GAUNTLET is all about seeking a balance — in life and in virtual reality. After exposing the corruption within the Virtual Gaming League, Kali Ling has a placed a target on her back. It turns out that owning a team is expensive, demanding, and a lot more responsibility than expected.
BORDERLINE, by Mishell Baker, is a strange book, and I was never quite sure what it was trying to be; serious exploration of mental health disorders in a fantasy setting, a love letter to Hollywood, a dark fantasy world occasionally peppered with clever observation? The main character was super engaging (if not always particularly likeable), but the urban fantasy part left me wanting more.
I didn’t know I needed a fabulous Egyptian-inspired zombie killing novel in my life, but now that I have devoured THE REBURIALISTS, I will be recommending it to everyone at the top of my lungs. It’s equal parts clever and exciting, with a dash of horror and a fun love story.
The world is complicated enough without having to cut the tendons of your dead relatives and get their mouths sewn shut in case a Re-Animus decides to take it for a ride after you bury it. You’re better off cremating it, if you can afford it. Where zombies rising is common place, the BSI (Bureau of Special Investigations) takes care of putting the dead back where they belong, and Brynner Carson is their hero.

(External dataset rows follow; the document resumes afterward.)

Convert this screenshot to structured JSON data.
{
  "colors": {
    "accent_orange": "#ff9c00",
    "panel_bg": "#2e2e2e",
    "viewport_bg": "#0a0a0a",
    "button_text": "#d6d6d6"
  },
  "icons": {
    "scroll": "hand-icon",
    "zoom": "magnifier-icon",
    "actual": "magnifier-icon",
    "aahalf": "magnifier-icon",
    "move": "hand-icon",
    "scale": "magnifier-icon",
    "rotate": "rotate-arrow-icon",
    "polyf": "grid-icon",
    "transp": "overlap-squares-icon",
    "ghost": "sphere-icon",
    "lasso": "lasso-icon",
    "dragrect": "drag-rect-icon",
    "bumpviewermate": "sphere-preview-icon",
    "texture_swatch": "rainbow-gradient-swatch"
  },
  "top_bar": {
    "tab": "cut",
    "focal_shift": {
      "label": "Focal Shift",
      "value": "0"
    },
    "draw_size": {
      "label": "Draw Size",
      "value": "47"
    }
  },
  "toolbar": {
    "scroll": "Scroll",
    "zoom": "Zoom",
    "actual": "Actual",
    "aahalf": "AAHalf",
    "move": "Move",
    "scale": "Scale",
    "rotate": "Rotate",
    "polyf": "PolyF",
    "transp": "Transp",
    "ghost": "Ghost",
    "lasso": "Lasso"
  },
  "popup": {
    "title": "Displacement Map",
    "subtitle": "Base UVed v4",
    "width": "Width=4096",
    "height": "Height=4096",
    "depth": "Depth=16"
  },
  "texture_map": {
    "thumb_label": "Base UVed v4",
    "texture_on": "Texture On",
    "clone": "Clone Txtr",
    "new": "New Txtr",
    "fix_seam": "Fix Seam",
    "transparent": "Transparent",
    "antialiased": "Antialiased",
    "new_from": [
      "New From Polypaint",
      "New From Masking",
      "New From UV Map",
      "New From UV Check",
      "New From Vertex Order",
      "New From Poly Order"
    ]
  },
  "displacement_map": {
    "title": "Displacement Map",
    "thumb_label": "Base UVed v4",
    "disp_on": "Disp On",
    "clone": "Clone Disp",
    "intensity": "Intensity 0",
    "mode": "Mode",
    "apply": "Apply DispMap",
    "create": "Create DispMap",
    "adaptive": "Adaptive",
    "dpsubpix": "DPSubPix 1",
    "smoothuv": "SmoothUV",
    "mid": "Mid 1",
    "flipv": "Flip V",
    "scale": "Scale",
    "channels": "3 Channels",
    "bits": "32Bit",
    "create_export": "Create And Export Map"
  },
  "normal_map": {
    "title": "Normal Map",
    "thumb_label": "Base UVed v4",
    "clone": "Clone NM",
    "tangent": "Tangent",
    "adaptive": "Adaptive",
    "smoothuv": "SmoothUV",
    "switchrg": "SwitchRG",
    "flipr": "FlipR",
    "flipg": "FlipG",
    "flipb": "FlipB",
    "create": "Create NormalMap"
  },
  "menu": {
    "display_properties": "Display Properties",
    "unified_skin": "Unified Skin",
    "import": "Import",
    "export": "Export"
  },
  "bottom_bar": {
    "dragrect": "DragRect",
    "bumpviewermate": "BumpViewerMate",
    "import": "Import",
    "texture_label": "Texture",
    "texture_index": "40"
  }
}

Thea Harrison always manages to write big characters; it’s not just that her characters are hundreds and thousands of years old, but they have such a depth of emotion that you fall in love with them all. I’m not sure how she manages to do it every time, but every book in the Elder Races series is a gem, even the novellas.